REQUIREMENT – Please retype the entries below exactly as they are written.

Source data:
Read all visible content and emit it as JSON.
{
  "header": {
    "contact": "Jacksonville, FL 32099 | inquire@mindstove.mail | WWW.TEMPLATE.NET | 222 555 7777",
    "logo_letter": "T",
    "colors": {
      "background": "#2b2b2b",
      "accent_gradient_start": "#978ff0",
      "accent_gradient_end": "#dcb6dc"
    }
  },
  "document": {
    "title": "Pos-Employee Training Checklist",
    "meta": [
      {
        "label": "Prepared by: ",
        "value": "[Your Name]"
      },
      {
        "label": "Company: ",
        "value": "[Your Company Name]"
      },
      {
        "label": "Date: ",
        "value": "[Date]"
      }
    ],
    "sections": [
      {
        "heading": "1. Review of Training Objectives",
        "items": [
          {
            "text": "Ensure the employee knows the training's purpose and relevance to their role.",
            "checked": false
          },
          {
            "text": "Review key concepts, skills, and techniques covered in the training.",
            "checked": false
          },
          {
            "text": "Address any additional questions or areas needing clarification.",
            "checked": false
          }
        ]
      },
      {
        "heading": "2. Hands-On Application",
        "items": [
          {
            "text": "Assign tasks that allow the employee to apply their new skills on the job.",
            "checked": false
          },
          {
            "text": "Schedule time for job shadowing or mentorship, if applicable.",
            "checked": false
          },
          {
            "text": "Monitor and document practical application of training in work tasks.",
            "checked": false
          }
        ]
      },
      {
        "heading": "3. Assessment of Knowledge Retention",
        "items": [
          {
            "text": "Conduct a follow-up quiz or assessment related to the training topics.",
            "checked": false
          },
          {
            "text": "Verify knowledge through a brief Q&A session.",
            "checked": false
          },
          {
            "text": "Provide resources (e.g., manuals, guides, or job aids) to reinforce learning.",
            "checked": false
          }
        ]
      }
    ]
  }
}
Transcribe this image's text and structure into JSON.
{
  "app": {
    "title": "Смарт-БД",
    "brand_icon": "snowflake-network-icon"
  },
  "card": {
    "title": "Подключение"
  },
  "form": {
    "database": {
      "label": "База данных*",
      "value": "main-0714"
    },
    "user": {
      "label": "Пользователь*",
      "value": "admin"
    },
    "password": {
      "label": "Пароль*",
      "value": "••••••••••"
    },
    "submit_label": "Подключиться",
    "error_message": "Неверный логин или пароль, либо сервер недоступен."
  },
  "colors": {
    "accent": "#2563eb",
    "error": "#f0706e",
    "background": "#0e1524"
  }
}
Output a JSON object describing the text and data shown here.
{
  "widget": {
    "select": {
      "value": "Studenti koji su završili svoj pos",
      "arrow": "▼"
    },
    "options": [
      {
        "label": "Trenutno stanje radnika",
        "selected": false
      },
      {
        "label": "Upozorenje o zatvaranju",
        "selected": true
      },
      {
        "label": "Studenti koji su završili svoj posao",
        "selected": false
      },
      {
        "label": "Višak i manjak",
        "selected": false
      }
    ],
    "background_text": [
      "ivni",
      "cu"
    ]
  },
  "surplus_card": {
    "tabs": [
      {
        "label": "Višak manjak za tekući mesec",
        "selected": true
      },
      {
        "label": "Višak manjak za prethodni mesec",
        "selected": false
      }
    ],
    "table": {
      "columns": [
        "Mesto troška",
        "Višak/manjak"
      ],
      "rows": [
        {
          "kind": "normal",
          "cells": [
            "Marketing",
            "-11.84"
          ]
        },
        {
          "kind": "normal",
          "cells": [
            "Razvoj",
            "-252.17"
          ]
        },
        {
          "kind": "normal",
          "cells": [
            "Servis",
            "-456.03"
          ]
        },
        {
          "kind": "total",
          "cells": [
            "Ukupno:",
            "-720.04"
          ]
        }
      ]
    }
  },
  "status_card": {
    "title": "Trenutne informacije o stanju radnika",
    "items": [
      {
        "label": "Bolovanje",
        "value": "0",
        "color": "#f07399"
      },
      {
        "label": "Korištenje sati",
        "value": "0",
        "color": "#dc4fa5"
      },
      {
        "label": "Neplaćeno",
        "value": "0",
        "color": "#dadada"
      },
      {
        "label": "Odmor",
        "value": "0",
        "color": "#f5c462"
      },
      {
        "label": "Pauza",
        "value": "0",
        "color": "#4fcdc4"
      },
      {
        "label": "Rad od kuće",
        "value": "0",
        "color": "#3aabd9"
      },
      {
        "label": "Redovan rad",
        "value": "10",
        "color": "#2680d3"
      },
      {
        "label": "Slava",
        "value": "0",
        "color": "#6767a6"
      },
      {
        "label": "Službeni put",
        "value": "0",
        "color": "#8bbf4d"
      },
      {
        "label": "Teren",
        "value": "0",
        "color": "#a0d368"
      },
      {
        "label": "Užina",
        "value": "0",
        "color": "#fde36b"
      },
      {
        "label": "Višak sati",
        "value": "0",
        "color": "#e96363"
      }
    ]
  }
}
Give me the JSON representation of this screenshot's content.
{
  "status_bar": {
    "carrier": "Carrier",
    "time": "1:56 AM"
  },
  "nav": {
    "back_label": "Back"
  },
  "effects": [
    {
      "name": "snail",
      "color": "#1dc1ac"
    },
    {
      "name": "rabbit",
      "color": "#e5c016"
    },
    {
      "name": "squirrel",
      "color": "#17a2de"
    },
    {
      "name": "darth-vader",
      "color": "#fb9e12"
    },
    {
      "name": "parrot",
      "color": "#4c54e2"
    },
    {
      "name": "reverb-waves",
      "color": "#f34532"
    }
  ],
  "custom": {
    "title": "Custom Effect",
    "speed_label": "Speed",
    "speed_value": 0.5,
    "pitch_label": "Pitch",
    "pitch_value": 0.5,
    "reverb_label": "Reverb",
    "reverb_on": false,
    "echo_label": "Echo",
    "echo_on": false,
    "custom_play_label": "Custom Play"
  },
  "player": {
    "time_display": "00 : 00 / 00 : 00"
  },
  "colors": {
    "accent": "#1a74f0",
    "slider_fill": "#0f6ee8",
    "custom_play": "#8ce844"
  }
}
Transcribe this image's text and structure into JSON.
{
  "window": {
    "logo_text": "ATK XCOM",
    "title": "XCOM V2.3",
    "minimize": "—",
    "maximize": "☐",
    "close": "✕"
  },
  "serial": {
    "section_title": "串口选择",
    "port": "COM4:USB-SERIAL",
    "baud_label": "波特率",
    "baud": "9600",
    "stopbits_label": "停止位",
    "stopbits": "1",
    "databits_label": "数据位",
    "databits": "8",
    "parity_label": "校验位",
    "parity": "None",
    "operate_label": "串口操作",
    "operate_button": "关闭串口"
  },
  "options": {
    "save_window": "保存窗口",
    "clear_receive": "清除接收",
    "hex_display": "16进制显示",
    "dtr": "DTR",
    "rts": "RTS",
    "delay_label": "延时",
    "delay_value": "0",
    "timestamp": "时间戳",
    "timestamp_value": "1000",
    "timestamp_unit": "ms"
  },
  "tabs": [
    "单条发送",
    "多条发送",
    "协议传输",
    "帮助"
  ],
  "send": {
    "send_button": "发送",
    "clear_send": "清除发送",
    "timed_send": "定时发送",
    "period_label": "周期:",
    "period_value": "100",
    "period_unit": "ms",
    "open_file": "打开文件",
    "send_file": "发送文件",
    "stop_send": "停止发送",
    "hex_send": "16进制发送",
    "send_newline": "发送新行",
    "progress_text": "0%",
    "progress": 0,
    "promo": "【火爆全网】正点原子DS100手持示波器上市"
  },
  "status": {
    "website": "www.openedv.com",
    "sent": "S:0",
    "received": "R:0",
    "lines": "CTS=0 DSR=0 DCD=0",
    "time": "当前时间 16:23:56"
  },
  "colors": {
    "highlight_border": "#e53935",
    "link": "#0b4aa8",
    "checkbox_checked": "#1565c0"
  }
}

RESPONSE –
Read all visible content and emit it as JSON.
{
  "header": {
    "contact": "Jacksonville, FL 32099 | inquire@mindstove.mail | WWW.TEMPLATE.NET | 222 555 7777",
    "logo_letter": "T",
    "colors": {
      "background": "#2b2b2b",
      "accent_gradient_start": "#978ff0",
      "accent_gradient_end": "#dcb6dc"
    }
  },
  "document": {
    "title": "Pos-Employee Training Checklist",
    "meta": [
      {
        "label": "Prepared by: ",
        "value": "[Your Name]"
      },
      {
        "label": "Company: ",
        "value": "[Your Company Name]"
      },
      {
        "label": "Date: ",
        "value": "[Date]"
      }
    ],
    "sections": [
      {
        "heading": "1. Review of Training Objectives",
        "items": [
          {
            "text": "Ensure the employee knows the training's purpose and relevance to their role.",
            "checked": false
          },
          {
            "text": "Review key concepts, skills, and techniques covered in the training.",
            "checked": false
          },
          {
            "text": "Address any additional questions or areas needing clarification.",
            "checked": false
          }
        ]
      },
      {
        "heading": "2. Hands-On Application",
        "items": [
          {
            "text": "Assign tasks that allow the employee to apply their new skills on the job.",
            "checked": false
          },
          {
            "text": "Schedule time for job shadowing or mentorship, if applicable.",
            "checked": false
          },
          {
            "text": "Monitor and document practical application of training in work tasks.",
            "checked": false
          }
        ]
      },
      {
        "heading": "3. Assessment of Knowledge Retention",
        "items": [
          {
            "text": "Conduct a follow-up quiz or assessment related to the training topics.",
            "checked": false
          },
          {
            "text": "Verify knowledge through a brief Q&A session.",
            "checked": false
          },
          {
            "text": "Provide resources (e.g., manuals, guides, or job aids) to reinforce learning.",
            "checked": false
          }
        ]
      }
    ]
  }
}
Transcribe this image's text and structure into JSON.
{
  "app": {
    "title": "Смарт-БД",
    "brand_icon": "snowflake-network-icon"
  },
  "card": {
    "title": "Подключение"
  },
  "form": {
    "database": {
      "label": "База данных*",
      "value": "main-0714"
    },
    "user": {
      "label": "Пользователь*",
      "value": "admin"
    },
    "password": {
      "label": "Пароль*",
      "value": "••••••••••"
    },
    "submit_label": "Подключиться",
    "error_message": "Неверный логин или пароль, либо сервер недоступен."
  },
  "colors": {
    "accent": "#2563eb",
    "error": "#f0706e",
    "background": "#0e1524"
  }
}
Output a JSON object describing the text and data shown here.
{
  "widget": {
    "select": {
      "value": "Studenti koji su završili svoj pos",
      "arrow": "▼"
    },
    "options": [
      {
        "label": "Trenutno stanje radnika",
        "selected": false
      },
      {
        "label": "Upozorenje o zatvaranju",
        "selected": true
      },
      {
        "label": "Studenti koji su završili svoj posao",
        "selected": false
      },
      {
        "label": "Višak i manjak",
        "selected": false
      }
    ],
    "background_text": [
      "ivni",
      "cu"
    ]
  },
  "surplus_card": {
    "tabs": [
      {
        "label": "Višak manjak za tekući mesec",
        "selected": true
      },
      {
        "label": "Višak manjak za prethodni mesec",
        "selected": false
      }
    ],
    "table": {
      "columns": [
        "Mesto troška",
        "Višak/manjak"
      ],
      "rows": [
        {
          "kind": "normal",
          "cells": [
            "Marketing",
            "-11.84"
          ]
        },
        {
          "kind": "normal",
          "cells": [
            "Razvoj",
            "-252.17"
          ]
        },
        {
          "kind": "normal",
          "cells": [
            "Servis",
            "-456.03"
          ]
        },
        {
          "kind": "total",
          "cells": [
            "Ukupno:",
            "-720.04"
          ]
        }
      ]
    }
  },
  "status_card": {
    "title": "Trenutne informacije o stanju radnika",
    "items": [
      {
        "label": "Bolovanje",
        "value": "0",
        "color": "#f07399"
      },
      {
        "label": "Korištenje sati",
        "value": "0",
        "color": "#dc4fa5"
      },
      {
        "label": "Neplaćeno",
        "value": "0",
        "color": "#dadada"
      },
      {
        "label": "Odmor",
        "value": "0",
        "color": "#f5c462"
      },
      {
        "label": "Pauza",
        "value": "0",
        "color": "#4fcdc4"
      },
      {
        "label": "Rad od kuće",
        "value": "0",
        "color": "#3aabd9"
      },
      {
        "label": "Redovan rad",
        "value": "10",
        "color": "#2680d3"
      },
      {
        "label": "Slava",
        "value": "0",
        "color": "#6767a6"
      },
      {
        "label": "Službeni put",
        "value": "0",
        "color": "#8bbf4d"
      },
      {
        "label": "Teren",
        "value": "0",
        "color": "#a0d368"
      },
      {
        "label": "Užina",
        "value": "0",
        "color": "#fde36b"
      },
      {
        "label": "Višak sati",
        "value": "0",
        "color": "#e96363"
      }
    ]
  }
}
Give me the JSON representation of this screenshot's content.
{
  "status_bar": {
    "carrier": "Carrier",
    "time": "1:56 AM"
  },
  "nav": {
    "back_label": "Back"
  },
  "effects": [
    {
      "name": "snail",
      "color": "#1dc1ac"
    },
    {
      "name": "rabbit",
      "color": "#e5c016"
    },
    {
      "name": "squirrel",
      "color": "#17a2de"
    },
    {
      "name": "darth-vader",
      "color": "#fb9e12"
    },
    {
      "name": "parrot",
      "color": "#4c54e2"
    },
    {
      "name": "reverb-waves",
      "color": "#f34532"
    }
  ],
  "custom": {
    "title": "Custom Effect",
    "speed_label": "Speed",
    "speed_value": 0.5,
    "pitch_label": "Pitch",
    "pitch_value": 0.5,
    "reverb_label": "Reverb",
    "reverb_on": false,
    "echo_label": "Echo",
    "echo_on": false,
    "custom_play_label": "Custom Play"
  },
  "player": {
    "time_display": "00 : 00 / 00 : 00"
  },
  "colors": {
    "accent": "#1a74f0",
    "slider_fill": "#0f6ee8",
    "custom_play": "#8ce844"
  }
}
Transcribe this image's text and structure into JSON.
{
  "window": {
    "logo_text": "ATK XCOM",
    "title": "XCOM V2.3",
    "minimize": "—",
    "maximize": "☐",
    "close": "✕"
  },
  "serial": {
    "section_title": "串口选择",
    "port": "COM4:USB-SERIAL",
    "baud_label": "波特率",
    "baud": "9600",
    "stopbits_label": "停止位",
    "stopbits": "1",
    "databits_label": "数据位",
    "databits": "8",
    "parity_label": "校验位",
    "parity": "None",
    "operate_label": "串口操作",
    "operate_button": "关闭串口"
  },
  "options": {
    "save_window": "保存窗口",
    "clear_receive": "清除接收",
    "hex_display": "16进制显示",
    "dtr": "DTR",
    "rts": "RTS",
    "delay_label": "延时",
    "delay_value": "0",
    "timestamp": "时间戳",
    "timestamp_value": "1000",
    "timestamp_unit": "ms"
  },
  "tabs": [
    "单条发送",
    "多条发送",
    "协议传输",
    "帮助"
  ],
  "send": {
    "send_button": "发送",
    "clear_send": "清除发送",
    "timed_send": "定时发送",
    "period_label": "周期:",
    "period_value": "100",
    "period_unit": "ms",
    "open_file": "打开文件",
    "send_file": "发送文件",
    "stop_send": "停止发送",
    "hex_send": "16进制发送",
    "send_newline": "发送新行",
    "progress_text": "0%",
    "progress": 0,
    "promo": "【火爆全网】正点原子DS100手持示波器上市"
  },
  "status": {
    "website": "www.openedv.com",
    "sent": "S:0",
    "received": "R:0",
    "lines": "CTS=0 DSR=0 DCD=0",
    "time": "当前时间 16:23:56"
  },
  "colors": {
    "highlight_border": "#e53935",
    "link": "#0b4aa8",
    "checkbox_checked": "#1565c0"
  }
}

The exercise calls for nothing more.